You need a source of relief? You got it. That’s what medical professionals and the internet tells us anyway. Meditation, dietary changes, supplements, oils, etc. The list is endless and often anxiety-inducing in itself. I’ve entered multiple periods of experimentation with any one of the above mentioned items to find that sometimes they work, and sometimes they don’t.
The one thing that I can say has helped me wholeheartedly (I guess I should really say whole mindedly) is not an actual thing. It’s a person, my therapist, Lisa. Though I took part in therapy sessions once I was officially diagnosed after my on-campus panic episode, it wasn’t until recent years that I truly committed myself to this work. Because that’s what therapy is. Work. It’s showing up and giving it everything you’ve got if you want to truly reap the benefits.
Lisa knows me. Like really knows me. My deeply-rooted insecurities and darkest thoughts— even darker than my imaginary Buzzfeed plane crash manifesto— have been unearthed in Lisa’s office. She challenges me, she comforts me, and she embraces me. I can’t even begin to express how important that last part is in all of this. She also often gets the brunt of my “Do you think I am crazy yet?” type questions.
“You already know the answer to that, Rachel.”
I know, but can you just tell me one more time?
Without another person, there would be no Lisa. Those same arms that lifted me up and out of the snow have also been the ones that pushed me to seek help almost a decade later. Mike knows it all too. My panic attacks are still not discriminatory nor are they accommodating. For years, they came and went as they pleased. In bedrooms, in showers, on vacations, and in cars. Even in a Homegoods. I was at my absolute lowest point a little over three years ago, completely immobile on our bathroom floor. To this day I cannot recall what caused the attack but I will never forget Mike’s face. It was as if he’d been frightened by a ghost. I guess that ghost was me.
“We need to get you help. I don’t know how to help you anymore.”
And he couldn’t. Not really. But this strong, supportive, and compassionate husband of mine has continued to be by my side through each phase of adulthood, which I’ve come to learn is one of the greatest triggers of my particular disorder: change. Careers, marriage, moving, and one that’s on the horizon, parenting.

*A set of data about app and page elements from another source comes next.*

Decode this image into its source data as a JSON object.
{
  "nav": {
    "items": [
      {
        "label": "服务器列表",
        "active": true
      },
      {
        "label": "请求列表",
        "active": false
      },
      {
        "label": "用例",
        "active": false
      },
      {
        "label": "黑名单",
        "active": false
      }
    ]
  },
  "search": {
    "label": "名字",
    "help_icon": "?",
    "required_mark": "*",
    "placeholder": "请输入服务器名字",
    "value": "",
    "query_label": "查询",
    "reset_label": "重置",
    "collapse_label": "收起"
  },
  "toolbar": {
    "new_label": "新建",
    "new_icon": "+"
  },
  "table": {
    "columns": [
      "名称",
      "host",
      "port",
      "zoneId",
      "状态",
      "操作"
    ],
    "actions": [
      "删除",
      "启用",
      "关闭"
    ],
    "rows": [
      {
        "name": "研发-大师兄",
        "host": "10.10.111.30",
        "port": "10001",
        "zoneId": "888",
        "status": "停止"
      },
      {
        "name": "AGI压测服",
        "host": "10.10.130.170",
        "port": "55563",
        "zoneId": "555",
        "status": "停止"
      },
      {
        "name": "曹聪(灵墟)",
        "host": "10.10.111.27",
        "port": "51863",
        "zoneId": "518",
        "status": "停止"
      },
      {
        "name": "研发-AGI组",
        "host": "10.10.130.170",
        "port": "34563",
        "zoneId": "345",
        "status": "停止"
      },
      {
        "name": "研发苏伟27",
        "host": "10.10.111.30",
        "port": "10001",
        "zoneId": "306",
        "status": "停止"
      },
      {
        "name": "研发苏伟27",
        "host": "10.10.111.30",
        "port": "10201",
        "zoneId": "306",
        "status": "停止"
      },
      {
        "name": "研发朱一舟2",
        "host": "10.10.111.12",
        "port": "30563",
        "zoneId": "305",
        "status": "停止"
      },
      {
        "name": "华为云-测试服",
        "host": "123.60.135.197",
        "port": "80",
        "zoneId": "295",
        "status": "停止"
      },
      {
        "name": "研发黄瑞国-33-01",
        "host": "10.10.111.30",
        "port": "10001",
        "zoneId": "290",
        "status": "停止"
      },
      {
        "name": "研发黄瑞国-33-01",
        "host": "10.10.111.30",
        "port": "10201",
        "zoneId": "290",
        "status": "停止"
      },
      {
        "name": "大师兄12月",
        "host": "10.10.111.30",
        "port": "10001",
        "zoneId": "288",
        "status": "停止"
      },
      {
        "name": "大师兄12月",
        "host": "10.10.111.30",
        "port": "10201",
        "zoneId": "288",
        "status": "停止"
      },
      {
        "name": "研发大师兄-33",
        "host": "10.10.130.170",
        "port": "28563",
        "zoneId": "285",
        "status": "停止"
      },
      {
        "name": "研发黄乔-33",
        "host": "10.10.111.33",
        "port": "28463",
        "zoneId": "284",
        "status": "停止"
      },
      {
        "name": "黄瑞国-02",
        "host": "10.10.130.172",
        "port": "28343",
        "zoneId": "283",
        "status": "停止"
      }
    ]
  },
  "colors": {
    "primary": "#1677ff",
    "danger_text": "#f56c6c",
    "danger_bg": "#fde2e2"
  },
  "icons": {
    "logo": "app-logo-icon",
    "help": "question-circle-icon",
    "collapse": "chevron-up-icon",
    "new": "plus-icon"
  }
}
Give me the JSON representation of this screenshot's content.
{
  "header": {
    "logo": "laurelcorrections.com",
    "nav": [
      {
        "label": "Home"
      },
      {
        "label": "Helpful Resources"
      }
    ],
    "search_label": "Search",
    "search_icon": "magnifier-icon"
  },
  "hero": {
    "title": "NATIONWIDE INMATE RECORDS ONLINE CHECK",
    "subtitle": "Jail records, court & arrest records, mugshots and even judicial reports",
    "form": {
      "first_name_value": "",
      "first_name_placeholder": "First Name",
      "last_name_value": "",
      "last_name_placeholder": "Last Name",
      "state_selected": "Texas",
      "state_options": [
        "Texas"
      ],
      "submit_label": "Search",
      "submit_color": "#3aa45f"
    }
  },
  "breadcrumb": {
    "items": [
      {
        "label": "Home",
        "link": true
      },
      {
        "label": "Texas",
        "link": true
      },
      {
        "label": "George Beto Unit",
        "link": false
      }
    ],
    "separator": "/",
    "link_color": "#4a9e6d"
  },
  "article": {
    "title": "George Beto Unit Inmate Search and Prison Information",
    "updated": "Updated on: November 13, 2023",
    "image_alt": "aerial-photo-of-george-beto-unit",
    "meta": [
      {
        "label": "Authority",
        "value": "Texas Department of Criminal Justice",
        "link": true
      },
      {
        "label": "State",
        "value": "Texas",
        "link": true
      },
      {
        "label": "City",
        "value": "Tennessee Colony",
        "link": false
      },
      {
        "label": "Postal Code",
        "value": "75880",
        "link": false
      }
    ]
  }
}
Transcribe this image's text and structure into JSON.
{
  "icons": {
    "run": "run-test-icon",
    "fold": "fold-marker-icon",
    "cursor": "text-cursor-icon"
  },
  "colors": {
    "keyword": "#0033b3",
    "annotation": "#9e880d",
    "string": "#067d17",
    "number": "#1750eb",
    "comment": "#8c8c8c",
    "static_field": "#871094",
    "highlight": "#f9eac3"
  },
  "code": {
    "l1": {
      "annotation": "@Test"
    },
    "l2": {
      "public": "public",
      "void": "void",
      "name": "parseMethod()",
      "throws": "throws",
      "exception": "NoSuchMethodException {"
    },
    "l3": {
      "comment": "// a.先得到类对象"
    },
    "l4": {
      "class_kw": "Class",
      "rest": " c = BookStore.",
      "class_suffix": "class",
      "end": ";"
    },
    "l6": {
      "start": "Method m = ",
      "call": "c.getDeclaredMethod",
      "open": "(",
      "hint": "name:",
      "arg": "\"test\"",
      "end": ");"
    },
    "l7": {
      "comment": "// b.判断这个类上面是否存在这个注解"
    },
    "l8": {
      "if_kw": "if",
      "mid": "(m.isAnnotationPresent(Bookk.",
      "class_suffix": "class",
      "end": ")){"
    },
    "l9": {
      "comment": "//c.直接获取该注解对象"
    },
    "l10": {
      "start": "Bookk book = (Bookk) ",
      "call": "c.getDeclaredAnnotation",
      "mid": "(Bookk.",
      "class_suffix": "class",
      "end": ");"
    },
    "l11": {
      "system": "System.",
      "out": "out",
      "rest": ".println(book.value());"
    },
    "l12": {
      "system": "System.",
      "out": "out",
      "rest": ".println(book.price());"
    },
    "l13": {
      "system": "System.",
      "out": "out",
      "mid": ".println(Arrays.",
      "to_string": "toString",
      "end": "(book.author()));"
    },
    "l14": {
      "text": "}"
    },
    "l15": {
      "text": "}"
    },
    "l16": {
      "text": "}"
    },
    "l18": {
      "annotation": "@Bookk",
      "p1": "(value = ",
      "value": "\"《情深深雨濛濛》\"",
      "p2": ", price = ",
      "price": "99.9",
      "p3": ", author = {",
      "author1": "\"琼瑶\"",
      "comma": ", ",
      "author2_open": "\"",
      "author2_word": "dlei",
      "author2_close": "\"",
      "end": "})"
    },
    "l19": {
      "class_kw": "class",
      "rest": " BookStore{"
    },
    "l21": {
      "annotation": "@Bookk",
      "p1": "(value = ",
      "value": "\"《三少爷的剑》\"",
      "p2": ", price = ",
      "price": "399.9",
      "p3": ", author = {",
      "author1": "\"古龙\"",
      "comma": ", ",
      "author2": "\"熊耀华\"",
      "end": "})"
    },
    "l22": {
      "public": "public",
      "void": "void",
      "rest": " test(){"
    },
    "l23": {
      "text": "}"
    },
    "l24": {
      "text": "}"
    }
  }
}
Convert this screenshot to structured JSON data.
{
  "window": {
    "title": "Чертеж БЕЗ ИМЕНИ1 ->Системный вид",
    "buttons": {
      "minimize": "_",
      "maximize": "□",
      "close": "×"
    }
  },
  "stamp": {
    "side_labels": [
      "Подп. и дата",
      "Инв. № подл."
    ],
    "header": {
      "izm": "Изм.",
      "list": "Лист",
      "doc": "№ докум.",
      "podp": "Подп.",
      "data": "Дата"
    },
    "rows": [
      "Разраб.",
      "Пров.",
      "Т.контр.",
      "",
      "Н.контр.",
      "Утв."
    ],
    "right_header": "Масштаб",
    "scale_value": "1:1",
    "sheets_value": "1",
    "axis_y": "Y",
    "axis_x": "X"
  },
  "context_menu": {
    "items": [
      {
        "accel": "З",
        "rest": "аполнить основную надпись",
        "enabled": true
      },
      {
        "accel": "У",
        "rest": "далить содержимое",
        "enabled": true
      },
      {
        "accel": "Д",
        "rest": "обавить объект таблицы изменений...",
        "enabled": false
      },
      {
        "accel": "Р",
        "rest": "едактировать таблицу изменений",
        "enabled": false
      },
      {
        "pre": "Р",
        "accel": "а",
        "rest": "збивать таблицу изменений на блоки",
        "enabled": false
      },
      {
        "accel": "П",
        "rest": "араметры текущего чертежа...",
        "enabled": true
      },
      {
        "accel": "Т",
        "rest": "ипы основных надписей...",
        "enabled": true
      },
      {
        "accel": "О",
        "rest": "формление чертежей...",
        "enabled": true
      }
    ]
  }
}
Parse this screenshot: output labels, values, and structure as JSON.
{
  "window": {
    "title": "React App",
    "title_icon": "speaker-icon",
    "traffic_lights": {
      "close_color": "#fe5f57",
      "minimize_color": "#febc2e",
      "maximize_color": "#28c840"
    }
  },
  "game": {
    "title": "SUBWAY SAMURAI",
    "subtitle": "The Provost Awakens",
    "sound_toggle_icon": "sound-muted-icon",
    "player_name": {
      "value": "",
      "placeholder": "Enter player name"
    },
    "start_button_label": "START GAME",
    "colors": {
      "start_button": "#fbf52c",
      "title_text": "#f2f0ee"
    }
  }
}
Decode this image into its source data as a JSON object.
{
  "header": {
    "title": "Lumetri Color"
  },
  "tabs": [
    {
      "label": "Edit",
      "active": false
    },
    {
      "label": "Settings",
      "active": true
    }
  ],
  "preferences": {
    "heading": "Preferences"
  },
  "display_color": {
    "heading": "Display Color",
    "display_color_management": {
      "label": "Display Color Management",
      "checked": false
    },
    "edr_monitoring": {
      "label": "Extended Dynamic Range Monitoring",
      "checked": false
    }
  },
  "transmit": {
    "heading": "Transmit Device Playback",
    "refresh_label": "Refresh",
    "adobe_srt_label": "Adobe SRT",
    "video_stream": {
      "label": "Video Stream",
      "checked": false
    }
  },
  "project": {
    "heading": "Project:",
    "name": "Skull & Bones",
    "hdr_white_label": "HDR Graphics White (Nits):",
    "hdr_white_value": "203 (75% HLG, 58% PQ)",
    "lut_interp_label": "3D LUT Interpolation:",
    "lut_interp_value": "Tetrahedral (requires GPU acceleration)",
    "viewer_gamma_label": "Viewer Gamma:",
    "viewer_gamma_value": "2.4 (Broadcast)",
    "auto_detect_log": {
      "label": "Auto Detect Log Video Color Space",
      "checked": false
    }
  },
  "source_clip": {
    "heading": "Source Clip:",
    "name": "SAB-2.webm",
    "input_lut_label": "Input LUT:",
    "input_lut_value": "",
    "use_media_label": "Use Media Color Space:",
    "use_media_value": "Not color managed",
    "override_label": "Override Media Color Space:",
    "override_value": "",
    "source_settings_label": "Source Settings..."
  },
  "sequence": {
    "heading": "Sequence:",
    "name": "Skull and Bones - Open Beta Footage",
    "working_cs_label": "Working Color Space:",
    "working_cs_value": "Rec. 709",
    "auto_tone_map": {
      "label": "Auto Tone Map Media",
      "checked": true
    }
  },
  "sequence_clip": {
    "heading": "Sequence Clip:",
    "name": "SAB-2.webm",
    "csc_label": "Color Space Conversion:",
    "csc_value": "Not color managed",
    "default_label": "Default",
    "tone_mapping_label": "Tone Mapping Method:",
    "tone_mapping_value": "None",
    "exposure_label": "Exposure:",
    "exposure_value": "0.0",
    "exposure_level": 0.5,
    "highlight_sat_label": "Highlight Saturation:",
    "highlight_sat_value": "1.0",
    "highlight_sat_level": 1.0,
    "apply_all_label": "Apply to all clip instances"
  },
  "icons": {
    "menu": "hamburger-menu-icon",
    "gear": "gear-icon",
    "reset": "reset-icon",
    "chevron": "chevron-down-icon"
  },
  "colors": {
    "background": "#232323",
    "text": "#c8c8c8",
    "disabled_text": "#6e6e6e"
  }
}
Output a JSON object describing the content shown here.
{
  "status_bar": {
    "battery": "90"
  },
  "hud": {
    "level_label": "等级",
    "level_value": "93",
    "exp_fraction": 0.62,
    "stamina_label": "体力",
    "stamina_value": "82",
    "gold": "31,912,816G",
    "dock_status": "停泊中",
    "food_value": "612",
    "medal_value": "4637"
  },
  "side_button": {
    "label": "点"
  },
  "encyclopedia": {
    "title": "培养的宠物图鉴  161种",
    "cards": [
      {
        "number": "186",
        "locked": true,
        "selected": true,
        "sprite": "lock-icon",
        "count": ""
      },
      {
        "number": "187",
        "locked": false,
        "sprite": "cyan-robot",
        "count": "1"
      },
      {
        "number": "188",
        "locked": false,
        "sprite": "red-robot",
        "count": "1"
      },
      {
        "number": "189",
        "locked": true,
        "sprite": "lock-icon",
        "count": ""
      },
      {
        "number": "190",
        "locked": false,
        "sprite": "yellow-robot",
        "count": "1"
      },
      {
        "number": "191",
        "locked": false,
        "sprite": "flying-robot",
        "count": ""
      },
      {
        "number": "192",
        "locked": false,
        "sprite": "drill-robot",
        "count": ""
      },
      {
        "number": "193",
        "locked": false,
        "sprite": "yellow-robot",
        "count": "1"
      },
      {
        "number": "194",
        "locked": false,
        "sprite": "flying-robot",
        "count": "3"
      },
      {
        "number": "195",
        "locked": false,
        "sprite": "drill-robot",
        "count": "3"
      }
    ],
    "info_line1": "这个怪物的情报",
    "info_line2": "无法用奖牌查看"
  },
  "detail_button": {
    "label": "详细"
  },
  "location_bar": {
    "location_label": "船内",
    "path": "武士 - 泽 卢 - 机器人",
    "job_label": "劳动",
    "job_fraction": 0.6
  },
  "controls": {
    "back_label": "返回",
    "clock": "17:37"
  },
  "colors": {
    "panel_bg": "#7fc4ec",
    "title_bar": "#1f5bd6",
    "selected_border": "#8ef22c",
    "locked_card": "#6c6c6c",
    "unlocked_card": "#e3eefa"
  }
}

This new phase we’re about to enter makes me wonder about a lot of things. There’s all of the exciting stuff. Will we have a boy or girl? Who will he or she look like? What names do we choose? But it also makes me wonder about the hard things. Will I lose the baby? What if they are sick? Will I be a good mother? Will my child have anxiety like me? I will have to handle these questions, but I will do so one day at a time. With Lisa, with Mike, and on my own. And I will hold on tight to this joy that I feel when my worried mind begins its inevitable dance.
My own parents called me a few months ago after I had shared a recent post about my anxiety disorder. I’ve spent the last few months opening up on my blog and social media pages as a new form of therapy and a way to try and encourage others.
“Rachel, we just read your post. We’re so sorry. We never knew how bad it could get during all of these years.”
It’s okay, Mom and Dad. I never really shared and I don’t think I knew it either.
“I hope you know we’ve always tried to do the best we can.”
I know you both have. And that’s what I’ll continue to do. The best that I can.